To be fair, Baldwin was exceptionally helpful and candid during our telephone conversation. We discussed what she called “the grandest experiment in human history, a lot of aspects of which are still experimental. Cryonics will still be on the fringe,’’ she said, “until we bring somebody back.’’

No stranger to candor myself, I told her it would be impossible to write about SA and its collaborators, Alcor Life Extension Foundation and the Cryonics Institute, without mentioning the Ted Williams case, possibly the most ghoulish story ever to appear in the pages of the Globe. You may remember how The Kid’s icy remains fetched up at Alcor, in Arizona, against the wishes of some family members. A few years later, an Alcor defector retailed hellish stories about staffers whacking Williams’s frozen head for fun, as it were. “Ted’s case embodies the controversial side of what we do,’’ Baldwin said. “You had conflicts in the family, and disputes over money.’’

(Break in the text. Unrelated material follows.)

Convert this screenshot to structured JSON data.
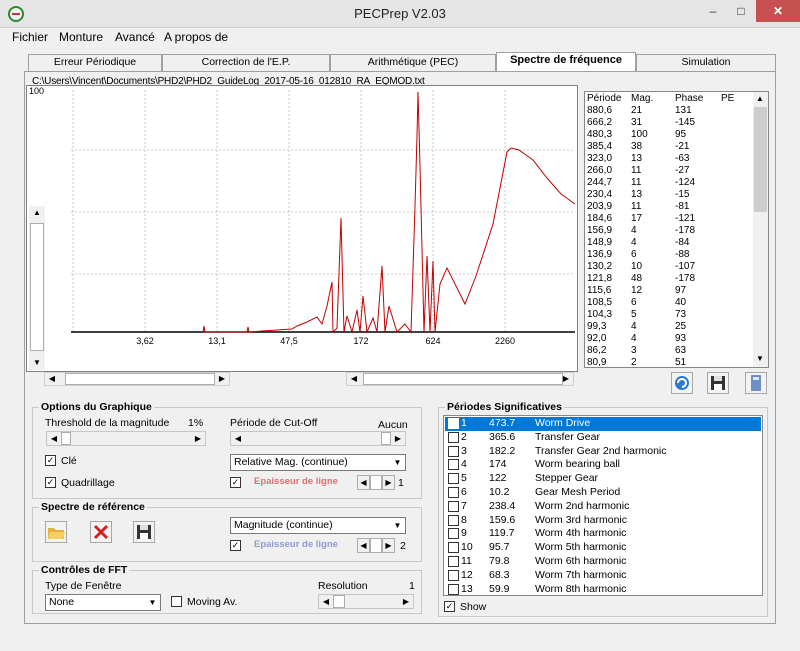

Not that such imbroglios are rare in her line of work. SA deploys medical personnel to the bedside of a dying person to temporarily freeze the corpse and fill it with a fancy version of antifreeze for transport to a storage facility like Alcor. “Field level assignments are a nightmare,’’ Baldwin told me. “The hospital doesn’t want you there, and the family doesn’t want you there, either.’’

At the end of our conversation, Baldwin offered to chat again, and to put me in touch with Saul Kent, the godfather of American cryonics who will be featured at this weekend’s freeze-a-thon. A day or two later, she messaged me that “Saul is not interested in participating in an interview and has asked me to focus my efforts on the conference right now instead of talking to you.’’

That’s understandable. Kent is an ambulatory public relations disaster. He arranged for his ailing mother, Dora, to die at Alcor in 1987, and had her head surgically removed and frozen. When the Riverside County (Calif.) coroner came sniffing around, Mrs. Kent’s head was temporarily stored in the home of a friend. Following further police inquiries, the head disappeared. On his television show, “First Person,’’ Errol Morris asked Kent: “By the way, where is your mother now?’’

“I’d rather not comment on that,’’ Kent replied. “There’s no statute of limitations on murder, and I’d rather not reveal where she is.’’ (There is an exhaustive account of the Dora Kent affair on the Alcor website, where the incident is recounted as an important legal victory for cryonics.)

On Morris’s show, Kent also observed: “One of my heroes has always been Dr. Frankenstein. I think he’s been misunderstood.’’

Right.

In theory, you can watch SA’s weekend conference streaming live on the company’s website, Suspendedinc.com.

Coda

I like this quote from Elmore Leonard, whose stock is riding high on the success of the FX network’s “Justified,’’ based on one of his stories: “I don’t worry about mortality. I’m 85 now, so one of these days my life will end and that will be it. I’m getting kind of tired anyway and my eyes have failed to the point it’s hard to read a book.’’

Alex Beam is a Globe columnist. His e-dress is beam@globe.com.